Xavi took a deep breath and then turned around and picked up the chair. He set it back where it had been and sat down again. Leaning forward, he pressed his fingertips together. "I just thought that this day would come and I would end up finding a home. A real home. The captain is the closest thing I've come to living with another Romulan and mostly she tries to teach me how to be a Vulcan," Xavi said. "I will need some time to consider what I will do now. I appreciate your offers. Do you expect to be able to leave this planet then? Someone told me your ship had crashed."

"Then you know more than I do," Rhiana freely admitted. "But yes, I fully expect to leave here again. My entire crew landed on this planet. I hope that most survived. It is simply a matter of finding them and repairing our vessel." At least, it was simple in theory. In reality, it might still take days or weeks or even months to find all of the crew and, more importantly, be able to repair the Firebird. And that was still a very optimistic outlook on their situation. "The first decision you have to take, Xavi, is whether you want to remain here or not. My vessel may be the only way for you to leave this planet. You will still have time afterwards to decide whether you want to join what is left of the Empire or whether you want to remain with me aboard the Firebird." She rose to her feet. "In the meantime, why do you not show me your shuttle and help me find my crewmates?"

Xavi smiled. "Of course. It would be my honor. I think you will find the shuttle comfortable. Perhaps more comfortable than here. The chairs anyway," Xavi said.

He opened the door and stepped out. Rhiana followed him. The two Romulans made a striking pair as they walked, slowly, into the Arches settlement.

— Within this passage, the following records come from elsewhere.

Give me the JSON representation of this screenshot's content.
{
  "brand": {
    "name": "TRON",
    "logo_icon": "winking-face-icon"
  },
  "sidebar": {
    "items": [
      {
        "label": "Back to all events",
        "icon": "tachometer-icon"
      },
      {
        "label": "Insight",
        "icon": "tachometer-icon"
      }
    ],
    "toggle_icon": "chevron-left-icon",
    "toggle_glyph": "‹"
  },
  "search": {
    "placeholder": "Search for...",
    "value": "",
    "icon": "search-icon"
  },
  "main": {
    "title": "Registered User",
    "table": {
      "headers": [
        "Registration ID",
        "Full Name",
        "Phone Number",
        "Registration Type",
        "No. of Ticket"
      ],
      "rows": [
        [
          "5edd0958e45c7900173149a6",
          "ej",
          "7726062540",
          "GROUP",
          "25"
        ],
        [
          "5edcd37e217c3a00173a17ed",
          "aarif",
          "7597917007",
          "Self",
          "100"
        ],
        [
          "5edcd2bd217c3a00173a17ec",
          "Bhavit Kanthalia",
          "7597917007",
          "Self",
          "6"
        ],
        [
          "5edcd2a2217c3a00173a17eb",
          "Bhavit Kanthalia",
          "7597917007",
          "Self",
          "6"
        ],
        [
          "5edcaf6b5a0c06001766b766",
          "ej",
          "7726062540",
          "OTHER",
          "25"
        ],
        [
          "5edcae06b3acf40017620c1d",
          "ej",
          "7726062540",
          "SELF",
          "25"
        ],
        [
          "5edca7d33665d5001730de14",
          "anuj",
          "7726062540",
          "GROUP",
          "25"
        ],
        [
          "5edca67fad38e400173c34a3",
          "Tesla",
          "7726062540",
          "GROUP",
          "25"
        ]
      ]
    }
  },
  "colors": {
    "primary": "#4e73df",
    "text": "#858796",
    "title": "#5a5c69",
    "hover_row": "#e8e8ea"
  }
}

[OFF]

Lieutenant Rhiana t'Aegis
Chief Security/Tactical Officer
USS Firebird NCC-88298



Xavi
Romulan Civilian
Arches Settlement
(NPC by Llwyedd)

Riley
Civilian Medic
Arches Settlemtn
(NPC by Llwyedd)

 

Previous Next

labels_subscribe

Comments (2)

By Lieutenant JG Murril Na on Sun Jan 13th, 2019 @ 3:43pm

Favorite humorous line: "It was very well fitting and Rhiana tried not to think about how the measurements had been obtained without the use of tricorders."

I appreciated the background bit regarding Rhiana being pleased to have retained the cultural ability to size up any other Romulan's social standing. (I don't care that it's a detail which doesn't serve to move the plot along. I'm glad it's there. I like background details to enrich a setting.)

One aspect to Rhiana's stories that I both love and hate is how much she causes ups and downs in regards to the reader's sense of when to go along and when to be dig in your heels. If Riley had been anyone other than Riley, Rhiana's stay with the Techlons would be going much worse. For better or for worse, it's in character for Rhiana to have the chutzpah to order her captor to bring them food.

During this story, I wondered how Rhiana would react to having full access to an eager young Romulan mind. There's a big opportunity there for petty revenge, but she thankfully doesn't seem to be going that route.

(If that was anyone else of the Firebird's crew, there wouldn't be any tension or uncertainty for the readers to enjoy, because the audience would just shrug its shoulders and say, "Well of course she will return him to his people who treated her like garbage. We're the Federation and we're nice people who would never stoop low enough to go back in time to kill Hitler even though we have a time travel episode once per season." With Rhiana, there IS substantial doubt in the audience's mind as to what she actually wants to do about his situation. Well done!)

By Petty Officer 3rd Class Gianna Djokovic on Tue Jan 22nd, 2019 @ 8:31am

I'm really enjoying Rhiana's story arc in this mission. As always with Rhiana, she peppers in detail about Romulan culture and customs and that makes it a really fun read. I can't wait to see if this potential protege pans out. -Liam